Part of a Series
In this fourth edition of our ongoing series, we visited different forms of dance in Knoxville to simply record what we saw, profiling the scenes and lives that help define our city.
On a recent Friday at Copa Cabana, just after midnight, the music, provided by DJ Primetime, is in full swing. The subterranean bass and skittering, anxious snare beats of Southern hip-hop blare from gigantic speakers set in each corner of the dance floor, bouncing off the reflective tiles on the low ceiling and creating an almost suffocating atmosphere inside the small, cave-like club. The songs are mostly hits from early in the 2000s—the Ying Yang Twins’ “Salt Shaker,” Khia’s “My Neck, My Back (Lick It),” Gucci Mane’s “I Might Be”—but the sheer volume of the sound system breathes new vitality into them.
Primetime, presiding over the club from his perch in the small DJ booth in the corner, punctuates the brief intervals between songs with some variation of “Let’s turn this motherf--ker out!” It’s a strictly procedural exhortation; there’s almost nobody there to turn anything out, much less the entire motherf--ker. A small group of young women dance together perfunctorily on the edge of the dance floor, and a young man dressed like an extra from Michael Jackson’s “Thriller” video shuffles robotically by himself underneath the small, slowly rotating disco ball on the ceiling. That’s about it. A few people are planted on the small stage next to the DJ booth, sipping colorful drinks out of plastic cups.
But it’s still early at Copa Cabana. Most of the small groups of people inside are scattered in bunches at the tables that line the walls or in the well-lit lounge area in the back. The crowd, about 100 people in a club with capacity for 300, is overwhelmingly female, by a ratio of two-to-one. Much of the action is at the two bars stuck in the front corners of the building—one underneath a big neon-colored Scarface poster, the other dressed up as a tropical cabana bar. The half-dozen bouncers on duty in black “Security” T-shirts look bored; one leans up against the wall, arms crossed, and looks like he might fall asleep. Their biggest job at this point in the night is sending smokers outside.

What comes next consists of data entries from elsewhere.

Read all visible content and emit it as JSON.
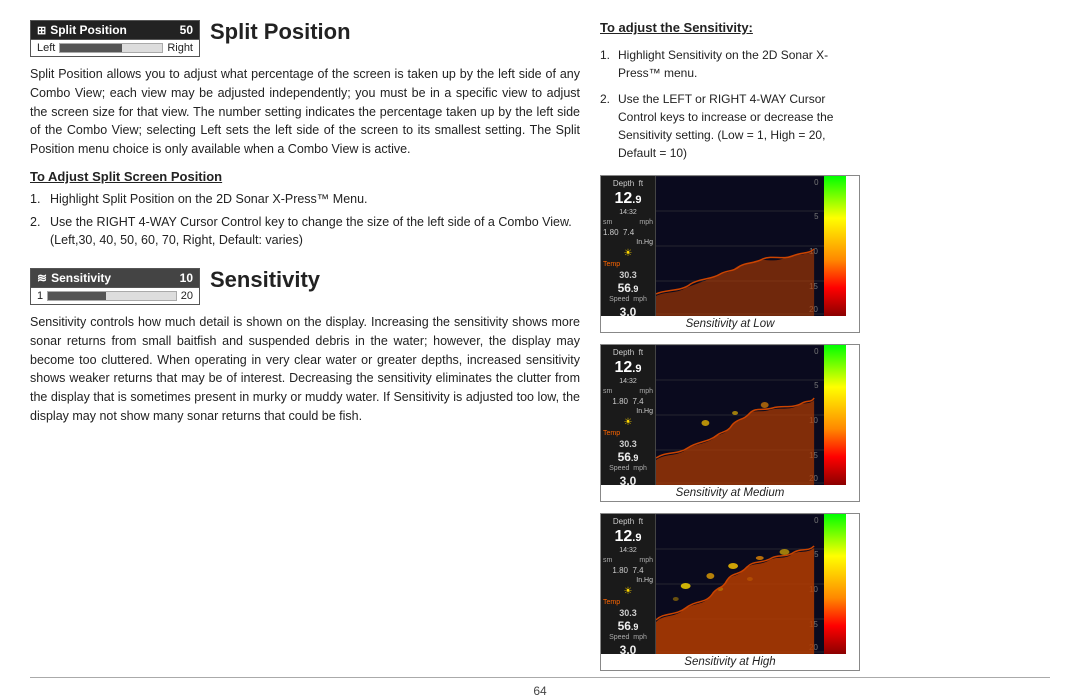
{
  "page": {
    "footer_page_number": "64"
  },
  "split_position": {
    "section_title": "Split Position",
    "widget_label": "Split Position",
    "widget_icon": "⊞",
    "widget_value": "50",
    "widget_left_label": "Left",
    "widget_right_label": "Right",
    "body_text": "Split Position allows you to adjust what percentage of the screen is taken up by the left side of any Combo View; each view may be adjusted independently; you must be in a specific view to adjust the screen size for that view. The number setting indicates the percentage taken up by the left side of the Combo View; selecting Left sets the left side of the screen to its smallest setting. The Split Position menu choice is only available when a Combo View is active.",
    "subsection_title": "To Adjust Split Screen Position",
    "step1": "Highlight Split Position on the 2D Sonar X-Press™ Menu.",
    "step2": "Use the RIGHT 4-WAY Cursor Control key to change the size of the left side of a Combo View. (Left,30, 40, 50, 60, 70, Right, Default: varies)"
  },
  "sensitivity": {
    "section_title": "Sensitivity",
    "widget_label": "Sensitivity",
    "widget_icon": "≋",
    "widget_value": "10",
    "widget_min": "1",
    "widget_max": "20",
    "body_text": "Sensitivity controls how much detail is shown on the display. Increasing the sensitivity shows more sonar returns from small baitfish and suspended debris in the water; however, the display may become too cluttered. When operating in very clear water or greater depths, increased sensitivity shows weaker returns that may be of interest. Decreasing the sensitivity eliminates the clutter from the display that is sometimes present in murky or muddy water. If Sensitivity is adjusted too low, the display may not show many sonar returns that could be fish."
  },
  "right_panel": {
    "heading": "To adjust the Sensitivity:",
    "step1": "Highlight Sensitivity on the 2D Sonar X-Press™ menu.",
    "step2": "Use the LEFT or RIGHT 4-WAY Cursor Control keys to increase or decrease the Sensitivity setting. (Low = 1, High = 20, Default = 10)",
    "sonar_low_caption": "Sensitivity at Low",
    "sonar_med_caption": "Sensitivity at Medium",
    "sonar_high_caption": "Sensitivity at High",
    "sonar_depth": "12",
    "sonar_depth_decimal": ".9",
    "sonar_time": "14:32",
    "sonar_units1": "sm",
    "sonar_units2": "mph",
    "sonar_val1": "1.80",
    "sonar_val2": "7.4",
    "sonar_in_hg": "In.Hg",
    "sonar_temp_label": "Temp",
    "sonar_temp_val": "30.3",
    "sonar_speed_val": "56",
    "sonar_speed_dec": ".9",
    "sonar_speed_unit": "mph",
    "sonar_bottom_val": "3.0",
    "depth_marks": [
      "0",
      "5",
      "10",
      "15",
      "20"
    ]
  }
}
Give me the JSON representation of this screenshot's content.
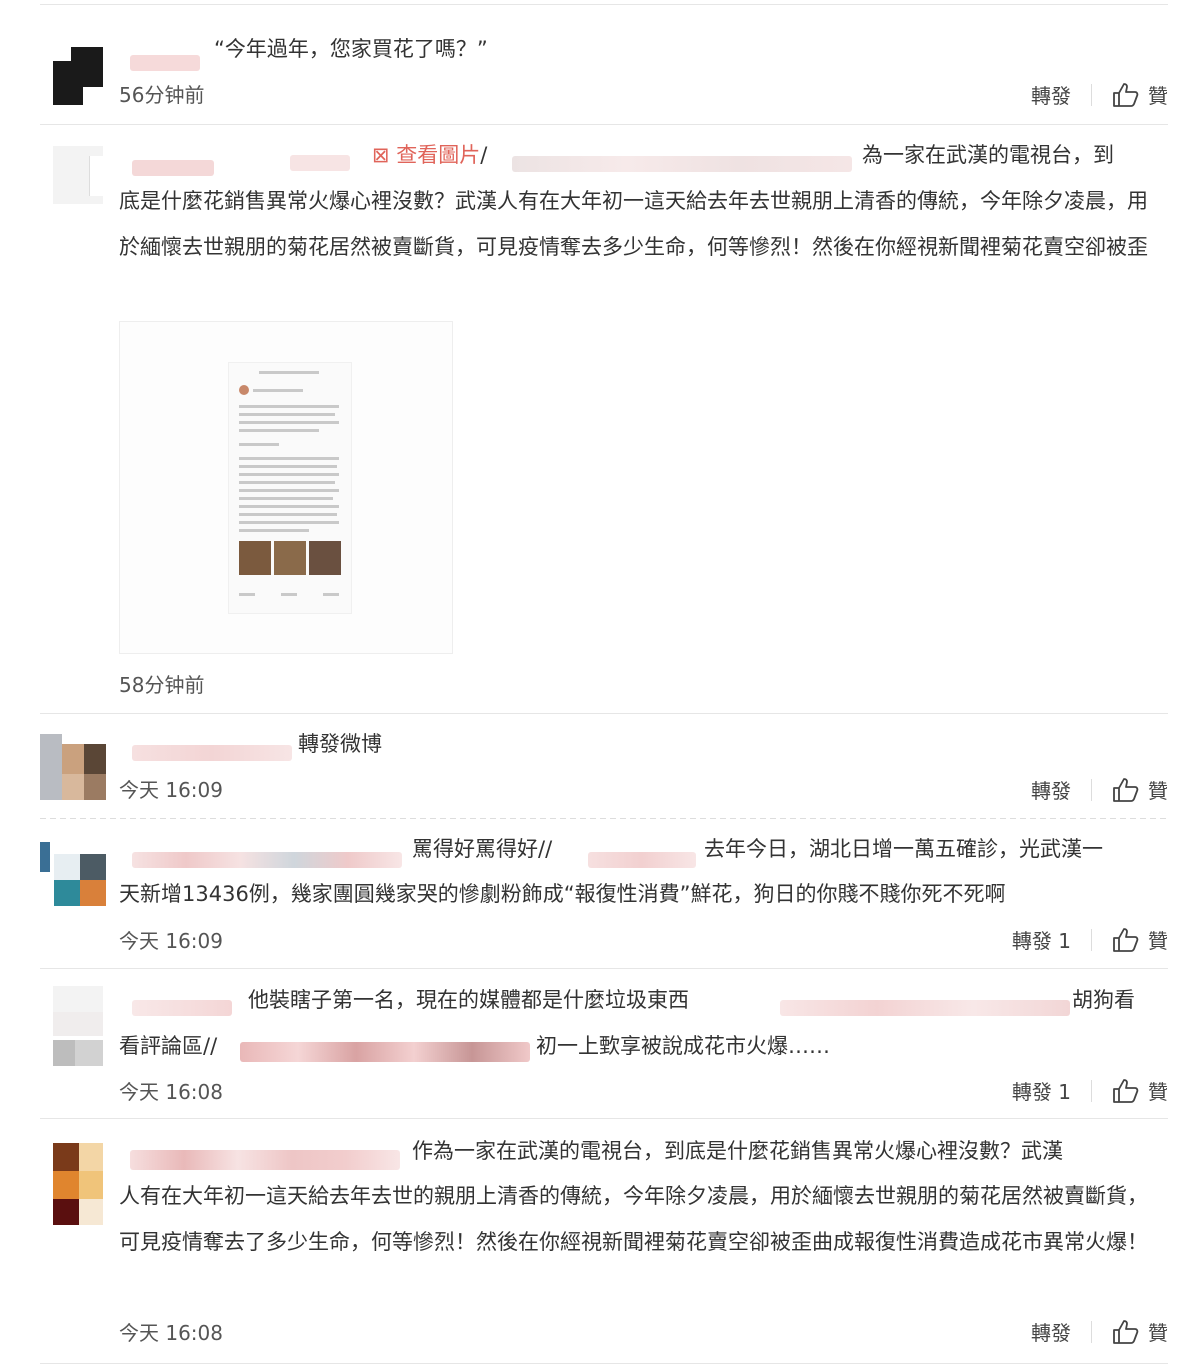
{
  "comments": [
    {
      "id": "c1",
      "text": "“今年過年，您家買花了嗎？”",
      "time": "56分钟前",
      "forward": "轉發",
      "like": "贊"
    },
    {
      "id": "c2",
      "view_image": "查看圖片",
      "line1_tail": "為一家在武漢的電視台，到",
      "body": "底是什麼花銷售異常火爆心裡沒數？武漢人有在大年初一這天給去年去世親朋上清香的傳統，今年除夕凌晨，用於緬懷去世親朋的菊花居然被賣斷貨，可見疫情奪去多少生命，何等慘烈！然後在你經視新聞裡菊花賣空卻被歪",
      "time": "58分钟前"
    },
    {
      "id": "c3",
      "text": "轉發微博",
      "time": "今天 16:09",
      "forward": "轉發",
      "like": "贊"
    },
    {
      "id": "c4",
      "line1_a": "罵得好罵得好//",
      "line1_b": "去年今日，湖北日增一萬五確診，光武漢一",
      "line2": "天新增13436例，幾家團圓幾家哭的慘劇粉飾成“報復性消費”鮮花，狗日的你賤不賤你死不死啊",
      "time": "今天 16:09",
      "forward": "轉發",
      "forward_count": "1",
      "like": "贊"
    },
    {
      "id": "c5",
      "line1_a": "他裝瞎子第一名，現在的媒體都是什麼垃圾東西",
      "line1_b": "胡狗看",
      "line2_a": "看評論區//",
      "line2_b": "初一上歅享被說成花市火爆……",
      "time": "今天 16:08",
      "forward": "轉發",
      "forward_count": "1",
      "like": "贊"
    },
    {
      "id": "c6",
      "line1": "作為一家在武漢的電視台，到底是什麼花銷售異常火爆心裡沒數？武漢",
      "body": "人有在大年初一這天給去年去世的親朋上清香的傳統，今年除夕凌晨，用於緬懷去世親朋的菊花居然被賣斷貨，可見疫情奪去了多少生命，何等慘烈！然後在你經視新聞裡菊花賣空卻被歪曲成報復性消費造成花市異常火爆！",
      "time": "今天 16:08",
      "forward": "轉發",
      "like": "贊"
    }
  ],
  "colors": {
    "accent": "#e0645a",
    "text": "#333333",
    "divider": "#e6e6e6"
  }
}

Copa Cabana, located just south of downtown in a shopping center on Chapman Highway, right next to the Disc Exchange, opened two years ago, just a few months after Los Arcos, another club in the same spot, was shut down following a federal drug raid. The building used to be one of Cas Walker’s grocery stores. Like Los Arcos, the original audience for Copa Cabana was Latin. (The tall sign in the parking lot, in fact, still reads “Latin Copa Cabana.”) Saturday nights feature Mexican music and touring bands, but Friday nights are club nights, with an almost exclusively black audience. There’s almost no crossover between the two nights.
You might not even notice that the club’s there in the daytime; the low storefront is covered with mirrored glass, the marquee obscured by the Disc Exchange’s sign advertising new releases. At night, however, the parking lot is more crowded than it ever is during the day. By 12:30 a.m., the lot is half-full and getting fuller; a small line has formed to get inside, while people smoke and talk on their cell phones on the sidewalk.
The crowd inside slowly, almost imperceptibly, gets bigger between midnight and 1 a.m. The clubgoers come in groups of three or four or five, guys together and the women together. The women hit the dance floor tentatively, in groups of three or four, for the length of a song, maybe two, before returning to their drinks; once they’re out there, though, they dance with—let’s call it enthusiasm, grinding and popping and making good use of the support beams that double as stripper poles. The guys stand around the periphery and watch—drinks in hand, eyes straight ahead, just watching. It’s a clear-cut enough ritual that when a couple comes in together at 12:30 and eventually makes it to the dance floor, they stand out.
The music gets a little fresher as the night goes on—Roscoe Dash’s banger “All the Way Turnt Up” gets a big response, as the dance floor briefly fills up and dancers shout along with the chorus. The crowd never gets entirely turned out, despite Primetime’s repeated entreaties, but the mood gradually picks up and the dance floor remains more or less active. The small lounge in the back, with a couple of worn couches and bright fluorescent lights, is the most crowded part of the club; at 1 a.m., there are as many people jammed back there as there are in the rest of the building. That’s when it becomes evident that Copa Cabana is a gathering place more than a dance club; it’s loud and dark, but the dance floor’s not the point—or at least not the only point. m